◆ Work instructions
Pick out all lines with the word "title" from the records that follow.

(Page and application data records)
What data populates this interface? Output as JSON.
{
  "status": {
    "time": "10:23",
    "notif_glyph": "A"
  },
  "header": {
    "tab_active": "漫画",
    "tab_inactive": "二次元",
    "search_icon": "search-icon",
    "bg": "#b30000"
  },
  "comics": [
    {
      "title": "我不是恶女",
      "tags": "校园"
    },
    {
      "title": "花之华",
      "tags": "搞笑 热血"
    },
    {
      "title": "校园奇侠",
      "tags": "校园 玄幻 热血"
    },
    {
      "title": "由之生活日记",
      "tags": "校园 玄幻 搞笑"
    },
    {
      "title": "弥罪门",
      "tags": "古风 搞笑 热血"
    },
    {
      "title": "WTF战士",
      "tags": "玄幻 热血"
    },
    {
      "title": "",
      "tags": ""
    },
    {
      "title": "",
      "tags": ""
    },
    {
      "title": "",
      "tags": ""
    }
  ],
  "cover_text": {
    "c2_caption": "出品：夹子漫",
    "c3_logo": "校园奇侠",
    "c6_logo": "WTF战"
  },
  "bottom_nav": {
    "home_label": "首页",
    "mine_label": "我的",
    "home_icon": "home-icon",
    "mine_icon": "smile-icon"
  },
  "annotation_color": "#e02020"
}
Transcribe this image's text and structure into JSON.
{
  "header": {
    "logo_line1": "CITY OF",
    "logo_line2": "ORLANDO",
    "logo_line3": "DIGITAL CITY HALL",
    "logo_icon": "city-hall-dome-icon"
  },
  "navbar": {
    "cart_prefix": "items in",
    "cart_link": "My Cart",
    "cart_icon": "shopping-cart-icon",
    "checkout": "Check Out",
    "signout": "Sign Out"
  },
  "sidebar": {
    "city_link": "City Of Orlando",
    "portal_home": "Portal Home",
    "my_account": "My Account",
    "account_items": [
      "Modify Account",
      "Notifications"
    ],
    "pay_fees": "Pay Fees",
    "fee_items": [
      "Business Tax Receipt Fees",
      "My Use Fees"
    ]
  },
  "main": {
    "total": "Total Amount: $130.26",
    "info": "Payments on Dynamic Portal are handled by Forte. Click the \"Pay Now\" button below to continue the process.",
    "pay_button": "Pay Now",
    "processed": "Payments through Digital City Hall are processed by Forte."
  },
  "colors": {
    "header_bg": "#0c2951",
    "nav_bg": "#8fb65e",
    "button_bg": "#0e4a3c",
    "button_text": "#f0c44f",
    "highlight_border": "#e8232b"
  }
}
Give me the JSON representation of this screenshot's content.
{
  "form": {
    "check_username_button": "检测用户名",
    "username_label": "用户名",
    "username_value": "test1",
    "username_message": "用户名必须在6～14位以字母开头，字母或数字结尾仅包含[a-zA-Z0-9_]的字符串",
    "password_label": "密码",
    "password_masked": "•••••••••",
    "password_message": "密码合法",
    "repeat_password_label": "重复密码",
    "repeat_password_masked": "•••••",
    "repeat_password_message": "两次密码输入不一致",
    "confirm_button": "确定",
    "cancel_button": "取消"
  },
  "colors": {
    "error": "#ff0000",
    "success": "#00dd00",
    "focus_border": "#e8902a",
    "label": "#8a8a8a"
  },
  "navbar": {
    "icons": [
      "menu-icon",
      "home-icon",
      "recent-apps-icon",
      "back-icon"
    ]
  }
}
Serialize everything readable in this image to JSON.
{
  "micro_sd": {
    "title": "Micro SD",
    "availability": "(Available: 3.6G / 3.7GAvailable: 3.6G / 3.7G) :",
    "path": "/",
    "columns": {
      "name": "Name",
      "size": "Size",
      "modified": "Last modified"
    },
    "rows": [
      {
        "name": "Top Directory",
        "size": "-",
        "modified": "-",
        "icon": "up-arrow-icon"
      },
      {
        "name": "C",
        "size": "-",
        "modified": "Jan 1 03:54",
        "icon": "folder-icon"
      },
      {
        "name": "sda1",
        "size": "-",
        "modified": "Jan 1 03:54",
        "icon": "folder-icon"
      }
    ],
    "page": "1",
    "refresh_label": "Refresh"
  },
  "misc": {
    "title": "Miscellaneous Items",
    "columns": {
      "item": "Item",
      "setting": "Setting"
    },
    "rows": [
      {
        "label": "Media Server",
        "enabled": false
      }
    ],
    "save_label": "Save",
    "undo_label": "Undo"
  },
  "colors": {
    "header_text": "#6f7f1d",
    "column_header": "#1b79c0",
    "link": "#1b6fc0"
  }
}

◆ The completed task
      "title": "我不是恶女",
      "title": "花之华",
      "title": "校园奇侠",
      "title": "由之生活日记",
      "title": "弥罪门",
      "title": "WTF战士",
      "title": "",
      "title": "",
      "title": "",
    "title": "Micro SD",
    "title": "Miscellaneous Items",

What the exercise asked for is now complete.